→ **WHAT YOU HAVE TO DO**
Without the images, write out all of the following entries exactly.

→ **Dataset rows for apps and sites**

----

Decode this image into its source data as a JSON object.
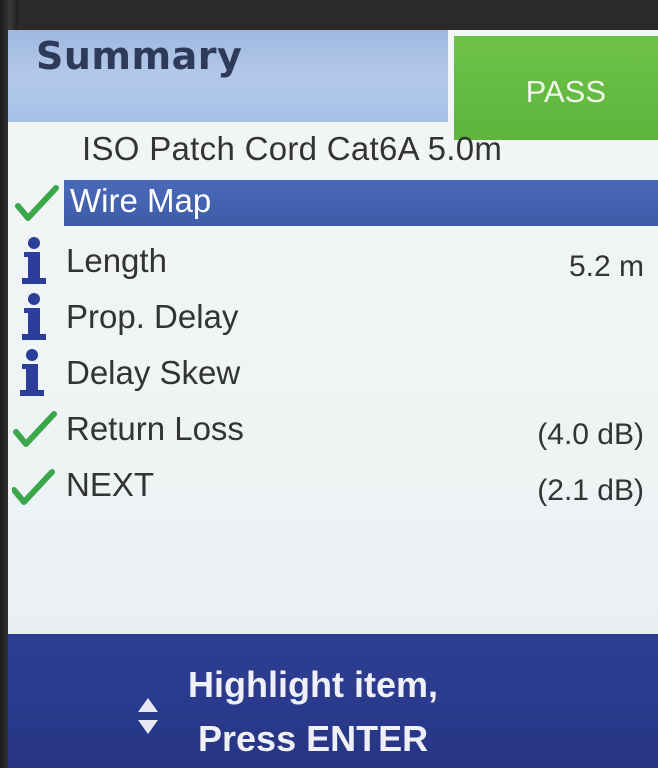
{
  "header": {
    "title": "Summary",
    "result": "PASS",
    "colors": {
      "title_bg": "#a6c0e6",
      "pass_bg": "#5db53c"
    }
  },
  "cable": "ISO Patch Cord Cat6A 5.0m",
  "tests": [
    {
      "label": "Wire Map",
      "value": "",
      "icon": "check-icon",
      "selected": true
    },
    {
      "label": "Length",
      "value": "5.2 m",
      "icon": "info-icon",
      "selected": false
    },
    {
      "label": "Prop. Delay",
      "value": "",
      "icon": "info-icon",
      "selected": false
    },
    {
      "label": "Delay Skew",
      "value": "",
      "icon": "info-icon",
      "selected": false
    },
    {
      "label": "Return Loss",
      "value": "(4.0 dB)",
      "icon": "check-icon",
      "selected": false
    },
    {
      "label": "NEXT",
      "value": "(2.1 dB)",
      "icon": "check-icon",
      "selected": false
    }
  ],
  "footer": {
    "line1": "Highlight item,",
    "line2": "Press ENTER",
    "icon": "up-down-arrows-icon"
  }
}
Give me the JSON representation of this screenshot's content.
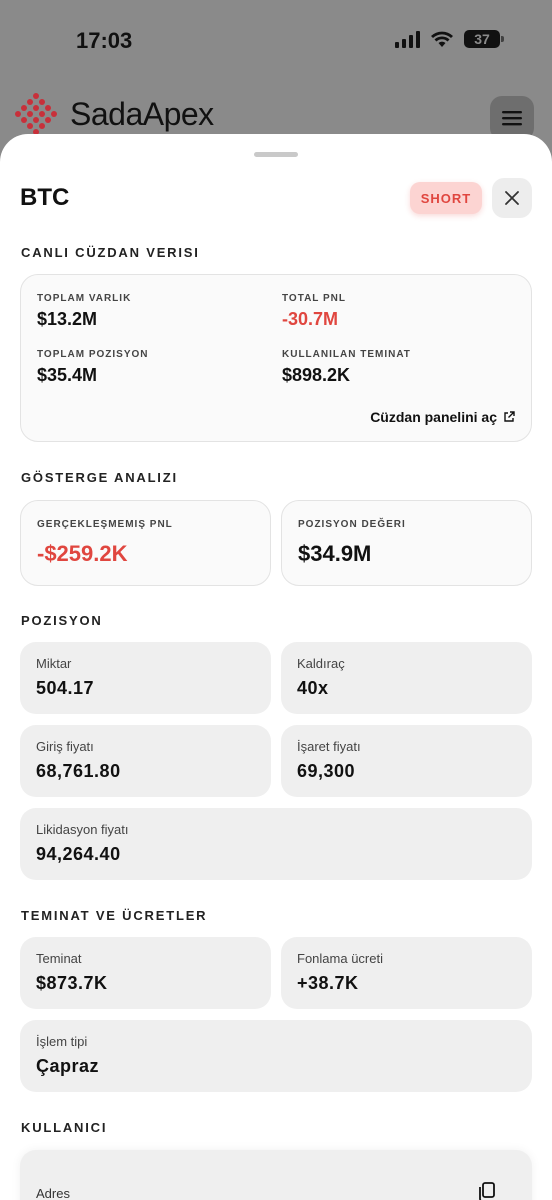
{
  "status_bar": {
    "time": "17:03",
    "battery": "37"
  },
  "app": {
    "logo_text": "SadaApex"
  },
  "sheet": {
    "title": "BTC",
    "side_badge": "SHORT",
    "sections": {
      "wallet": "CANLI CÜZDAN VERISI",
      "indicators": "GÖSTERGE ANALIZI",
      "position": "POZISYON",
      "fees": "TEMINAT VE ÜCRETLER",
      "user": "KULLANICI"
    },
    "wallet": {
      "total_assets_label": "TOPLAM VARLIK",
      "total_assets_value": "$13.2M",
      "total_pnl_label": "TOTAL PNL",
      "total_pnl_value": "-30.7M",
      "total_position_label": "TOPLAM POZISYON",
      "total_position_value": "$35.4M",
      "used_margin_label": "KULLANILAN TEMINAT",
      "used_margin_value": "$898.2K",
      "open_panel_link": "Cüzdan panelini aç"
    },
    "indicators": {
      "unrealized_pnl_label": "GERÇEKLEŞMEMIŞ PNL",
      "unrealized_pnl_value": "-$259.2K",
      "position_value_label": "POZISYON DEĞERI",
      "position_value_value": "$34.9M"
    },
    "position": {
      "amount_label": "Miktar",
      "amount_value": "504.17",
      "leverage_label": "Kaldıraç",
      "leverage_value": "40x",
      "entry_label": "Giriş fiyatı",
      "entry_value": "68,761.80",
      "mark_label": "İşaret fiyatı",
      "mark_value": "69,300",
      "liq_label": "Likidasyon fiyatı",
      "liq_value": "94,264.40"
    },
    "fees": {
      "margin_label": "Teminat",
      "margin_value": "$873.7K",
      "funding_label": "Fonlama ücreti",
      "funding_value": "+38.7K",
      "trade_type_label": "İşlem tipi",
      "trade_type_value": "Çapraz"
    },
    "user": {
      "address_label": "Adres"
    }
  },
  "colors": {
    "negative": "#e0463f",
    "badge_bg": "#fcd4d2",
    "brand": "#c8303a"
  },
  "icons": [
    "signal-icon",
    "wifi-icon",
    "battery-icon",
    "logo-icon",
    "menu-icon",
    "close-icon",
    "external-link-icon",
    "copy-icon"
  ]
}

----

→ **RESULT OF THIS TASK**
Decode this image into its source data as a JSON object.
{
  "header": {
    "title": "Summary",
    "result": "PASS",
    "colors": {
      "title_bg": "#a6c0e6",
      "pass_bg": "#5db53c"
    }
  },
  "cable": "ISO Patch Cord Cat6A 5.0m",
  "tests": [
    {
      "label": "Wire Map",
      "value": "",
      "icon": "check-icon",
      "selected": true
    },
    {
      "label": "Length",
      "value": "5.2 m",
      "icon": "info-icon",
      "selected": false
    },
    {
      "label": "Prop. Delay",
      "value": "",
      "icon": "info-icon",
      "selected": false
    },
    {
      "label": "Delay Skew",
      "value": "",
      "icon": "info-icon",
      "selected": false
    },
    {
      "label": "Return Loss",
      "value": "(4.0 dB)",
      "icon": "check-icon",
      "selected": false
    },
    {
      "label": "NEXT",
      "value": "(2.1 dB)",
      "icon": "check-icon",
      "selected": false
    }
  ],
  "footer": {
    "line1": "Highlight item,",
    "line2": "Press ENTER",
    "icon": "up-down-arrows-icon"
  }
}
Give me the JSON representation of this screenshot's content.
{
  "status_bar": {
    "time": "17:03",
    "battery": "37"
  },
  "app": {
    "logo_text": "SadaApex"
  },
  "sheet": {
    "title": "BTC",
    "side_badge": "SHORT",
    "sections": {
      "wallet": "CANLI CÜZDAN VERISI",
      "indicators": "GÖSTERGE ANALIZI",
      "position": "POZISYON",
      "fees": "TEMINAT VE ÜCRETLER",
      "user": "KULLANICI"
    },
    "wallet": {
      "total_assets_label": "TOPLAM VARLIK",
      "total_assets_value": "$13.2M",
      "total_pnl_label": "TOTAL PNL",
      "total_pnl_value": "-30.7M",
      "total_position_label": "TOPLAM POZISYON",
      "total_position_value": "$35.4M",
      "used_margin_label": "KULLANILAN TEMINAT",
      "used_margin_value": "$898.2K",
      "open_panel_link": "Cüzdan panelini aç"
    },
    "indicators": {
      "unrealized_pnl_label": "GERÇEKLEŞMEMIŞ PNL",
      "unrealized_pnl_value": "-$259.2K",
      "position_value_label": "POZISYON DEĞERI",
      "position_value_value": "$34.9M"
    },
    "position": {
      "amount_label": "Miktar",
      "amount_value": "504.17",
      "leverage_label": "Kaldıraç",
      "leverage_value": "40x",
      "entry_label": "Giriş fiyatı",
      "entry_value": "68,761.80",
      "mark_label": "İşaret fiyatı",
      "mark_value": "69,300",
      "liq_label": "Likidasyon fiyatı",
      "liq_value": "94,264.40"
    },
    "fees": {
      "margin_label": "Teminat",
      "margin_value": "$873.7K",
      "funding_label": "Fonlama ücreti",
      "funding_value": "+38.7K",
      "trade_type_label": "İşlem tipi",
      "trade_type_value": "Çapraz"
    },
    "user": {
      "address_label": "Adres"
    }
  },
  "colors": {
    "negative": "#e0463f",
    "badge_bg": "#fcd4d2",
    "brand": "#c8303a"
  },
  "icons": [
    "signal-icon",
    "wifi-icon",
    "battery-icon",
    "logo-icon",
    "menu-icon",
    "close-icon",
    "external-link-icon",
    "copy-icon"
  ]
}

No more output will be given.